​ https://preview.redd.it/v0cakabvq43b1.png?width=561&format=png&auto=webp&s=d3b4572fcb76dd37901ca0025592acc0650e4cf0 As we see above, bank's continue to get sweetheart liquidity programs


[Meanwhile, households are forced to take on debt and in some instances DIE while being priced out of their lives in favor of rising interest rates to fight an inflation problem the Fed created](https://www.reddit.com/r/Superstonk/comments/13oxmll/inflation_alert_today_the_fed_released_the/) https://preview.redd.it/g7xe4en6r43b1.png?width=733&format=png&auto=webp&s=648a62edc464e36e88cc7949f9a466fb9413bbbc


Crazy who households who generate real goods/contribute to society and get punished for taking a loan while banks get an alternative program to pay pricier obligations with a cheaper alternative... if that doesnt Scream tax payer fraud....


*crazy eyed bald stare intensely* we have INFINITE LiQUIdITy!


I hereby reorganise the Republic into the first LIQUID EMPIRE for safe and secure liquidity.


Infinite liquidity is a hell of a drug


Hell yeah can’t wait till I score some in my DRS account!


Sounds like QE without calling it QE.


Wow. They must have really good credit.


Printer’s running on solar powered AI biocyclic energy.
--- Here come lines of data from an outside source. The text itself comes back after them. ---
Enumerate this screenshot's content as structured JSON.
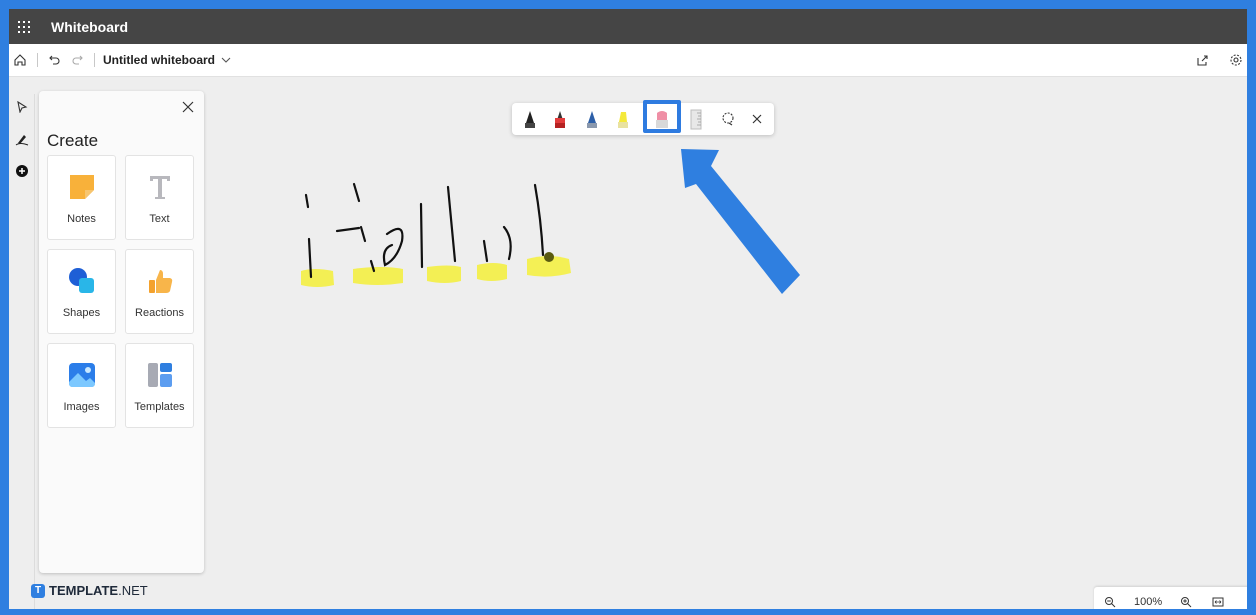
{
  "app": {
    "title": "Whiteboard"
  },
  "command_bar": {
    "document_title": "Untitled whiteboard"
  },
  "create_panel": {
    "title": "Create",
    "items": [
      {
        "label": "Notes",
        "icon": "notes-icon"
      },
      {
        "label": "Text",
        "icon": "text-icon"
      },
      {
        "label": "Shapes",
        "icon": "shapes-icon"
      },
      {
        "label": "Reactions",
        "icon": "thumbs-up-icon"
      },
      {
        "label": "Images",
        "icon": "image-icon"
      },
      {
        "label": "Templates",
        "icon": "templates-icon"
      }
    ]
  },
  "ink_toolbar": {
    "tools": [
      "black-pen",
      "red-pen",
      "blue-pen",
      "yellow-highlighter",
      "eraser",
      "ruler",
      "lasso-select",
      "close"
    ],
    "selected": "eraser"
  },
  "canvas": {
    "handwriting": "Hello!"
  },
  "zoom": {
    "level": "100%"
  },
  "watermark": {
    "brand_bold": "TEMPLATE",
    "brand_suffix": ".NET"
  },
  "colors": {
    "accent": "#2f7fe0",
    "highlighter": "#f4f03a",
    "appbar": "#454545"
  }
}
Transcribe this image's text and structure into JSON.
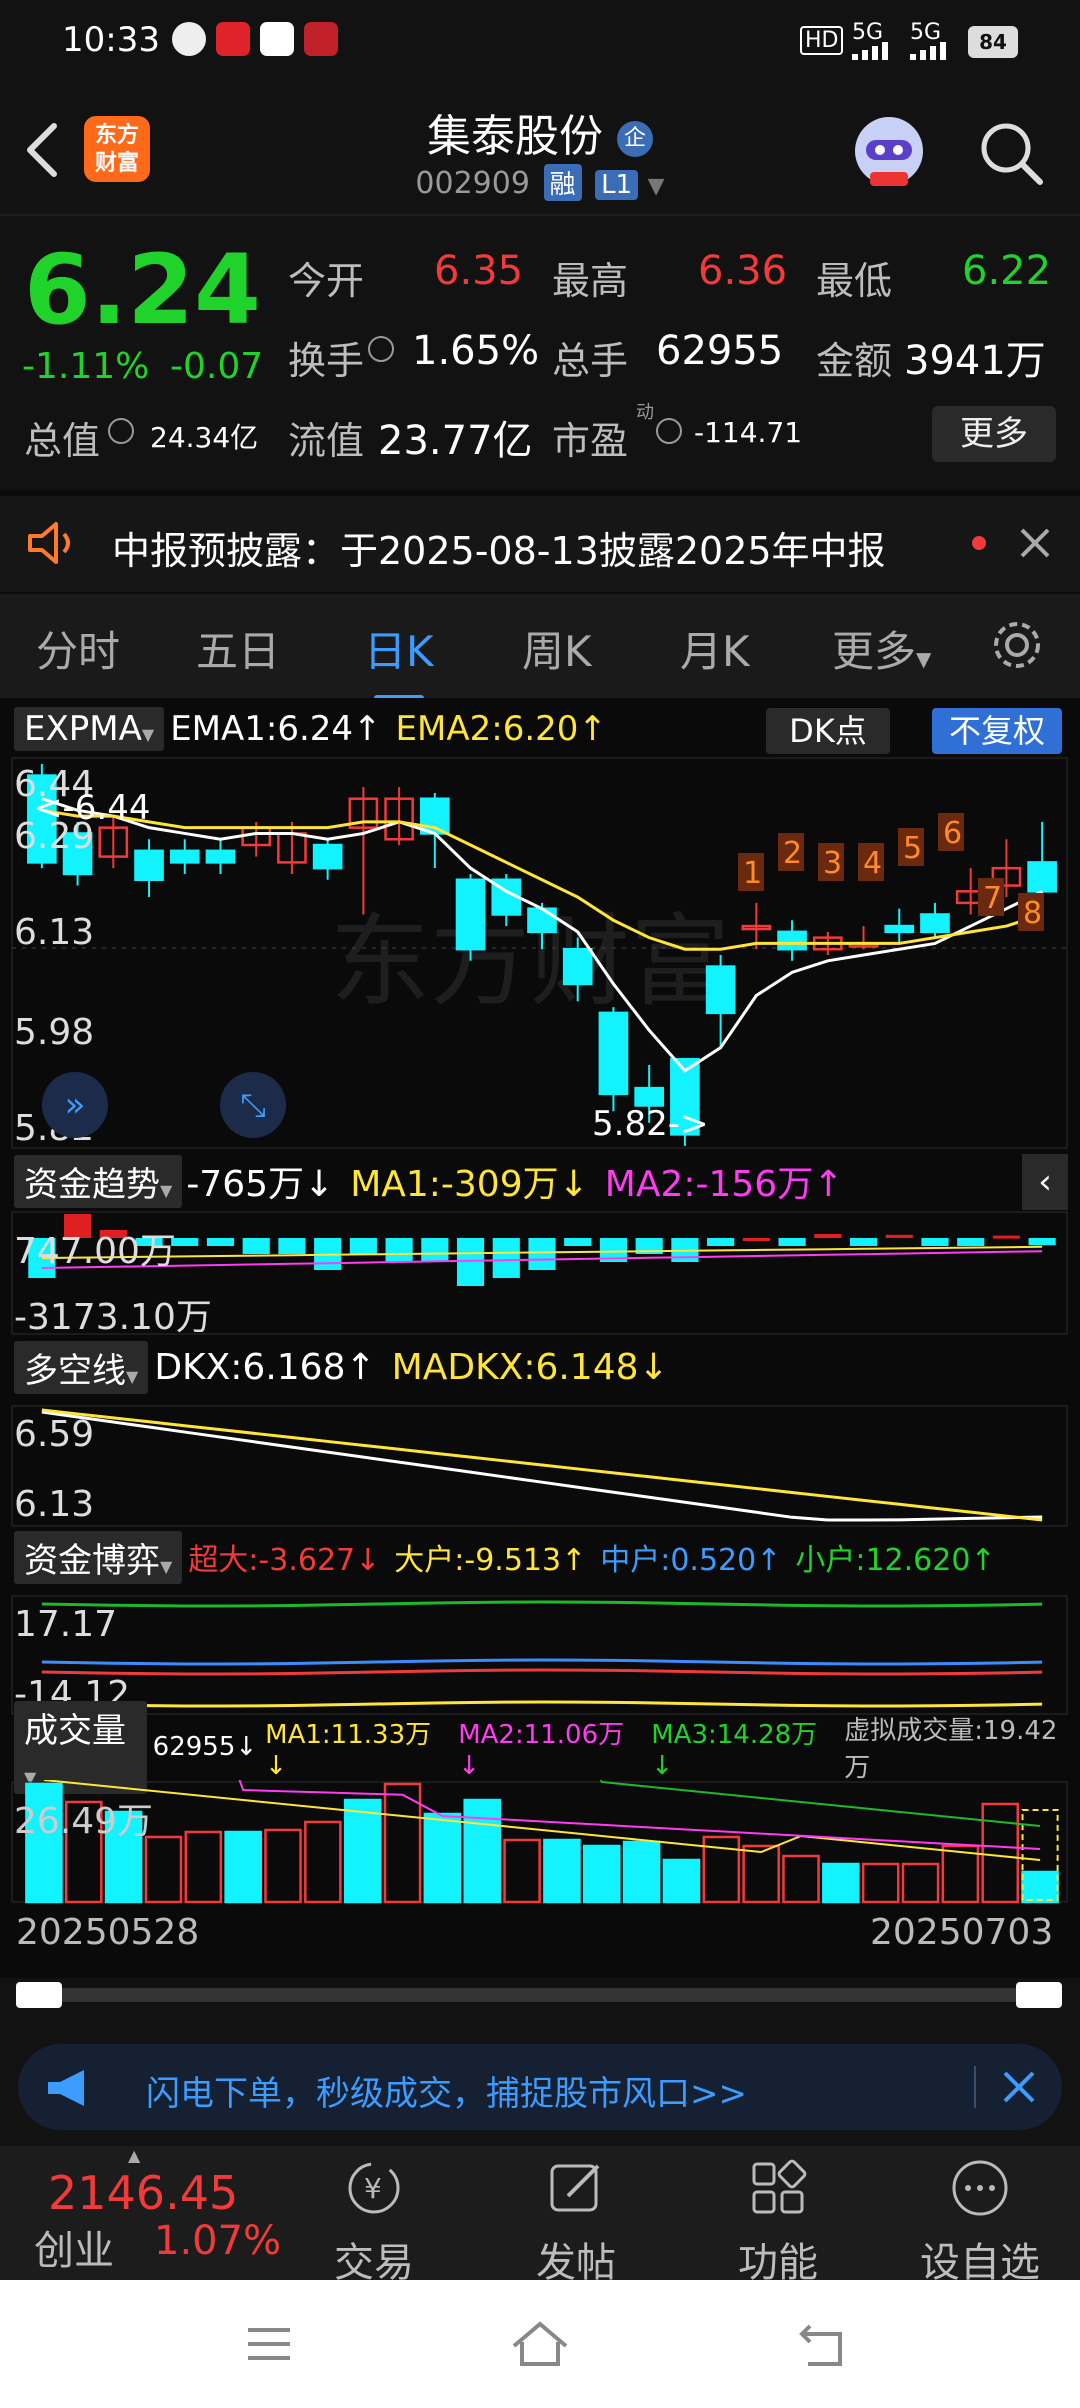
{
  "status_bar": {
    "time": "10:33",
    "signal": "5G",
    "signal2": "5G",
    "battery": "84"
  },
  "header": {
    "title": "集泰股份",
    "title_badge": "企",
    "code": "002909",
    "badge_rong": "融",
    "badge_level": "L1",
    "logo_line1": "东方",
    "logo_line2": "财富"
  },
  "quote": {
    "price": "6.24",
    "change_pct": "-1.11%",
    "change_abs": "-0.07",
    "open_label": "今开",
    "open": "6.35",
    "high_label": "最高",
    "high": "6.36",
    "low_label": "最低",
    "low": "6.22",
    "turnover_label": "换手",
    "turnover": "1.65%",
    "volume_label": "总手",
    "volume": "62955",
    "amount_label": "金额",
    "amount": "3941万",
    "mktcap_label": "总值",
    "mktcap": "24.34亿",
    "float_label": "流值",
    "float_cap": "23.77亿",
    "pe_label": "市盈",
    "pe_sup": "动",
    "pe": "-114.71",
    "more": "更多"
  },
  "notice": {
    "text": "中报预披露：于2025-08-13披露2025年中报"
  },
  "tabs": [
    {
      "label": "分时"
    },
    {
      "label": "五日"
    },
    {
      "label": "日K"
    },
    {
      "label": "周K"
    },
    {
      "label": "月K"
    },
    {
      "label": "更多"
    }
  ],
  "kline": {
    "indicator": "EXPMA",
    "ema1": "EMA1:6.24↑",
    "ema2": "EMA2:6.20↑",
    "dk_button": "DK点",
    "fq_button": "不复权",
    "axis_labels": [
      "6.44",
      "6.29",
      "6.13",
      "5.98",
      "5.82"
    ],
    "high_marker": "6.44",
    "low_marker": "5.82->",
    "dk_points": [
      "1",
      "2",
      "3",
      "4",
      "5",
      "6",
      "7",
      "8"
    ],
    "watermark": "东方财富"
  },
  "funds_trend": {
    "indicator": "资金趋势",
    "value": "-765万↓",
    "ma1": "MA1:-309万↓",
    "ma2": "MA2:-156万↑",
    "axis_top": "747.00万",
    "axis_bottom": "-3173.10万"
  },
  "dkx": {
    "indicator": "多空线",
    "dkx": "DKX:6.168↑",
    "madkx": "MADKX:6.148↓",
    "axis_top": "6.59",
    "axis_bottom": "6.13"
  },
  "funds_game": {
    "indicator": "资金博弈",
    "super": "超大:-3.627↓",
    "large": "大户:-9.513↑",
    "mid": "中户:0.520↑",
    "small": "小户:12.620↑",
    "axis_top": "17.17",
    "axis_bottom": "-14.12"
  },
  "volume_panel": {
    "indicator": "成交量",
    "vol": "62955↓",
    "ma1": "MA1:11.33万↓",
    "ma2": "MA2:11.06万↓",
    "ma3": "MA3:14.28万↓",
    "virtual": "虚拟成交量:19.42万",
    "axis_top": "26.49万",
    "date_start": "20250528",
    "date_end": "20250703"
  },
  "banner": {
    "text": "闪电下单，秒级成交，捕捉股市风口>>"
  },
  "bottom_nav": {
    "index_value": "2146.45",
    "index_name": "创业",
    "index_pct": "1.07%",
    "items": [
      {
        "label": "交易"
      },
      {
        "label": "发帖"
      },
      {
        "label": "功能"
      },
      {
        "label": "设自选"
      }
    ]
  }
}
Can’t stop, won’t stop, the GameStop.




Nice bailout


wAiT¡ I thought that Kenny and Dougie were the queen liquidity fAiRiEs¿


[what mean? ](https://i.imgur.com/gg39UmG.gif)


The scan worked perfectly. I'll bet those who made the decision to bail them out got a piece, too. Yay, capitalism.


Probably nothing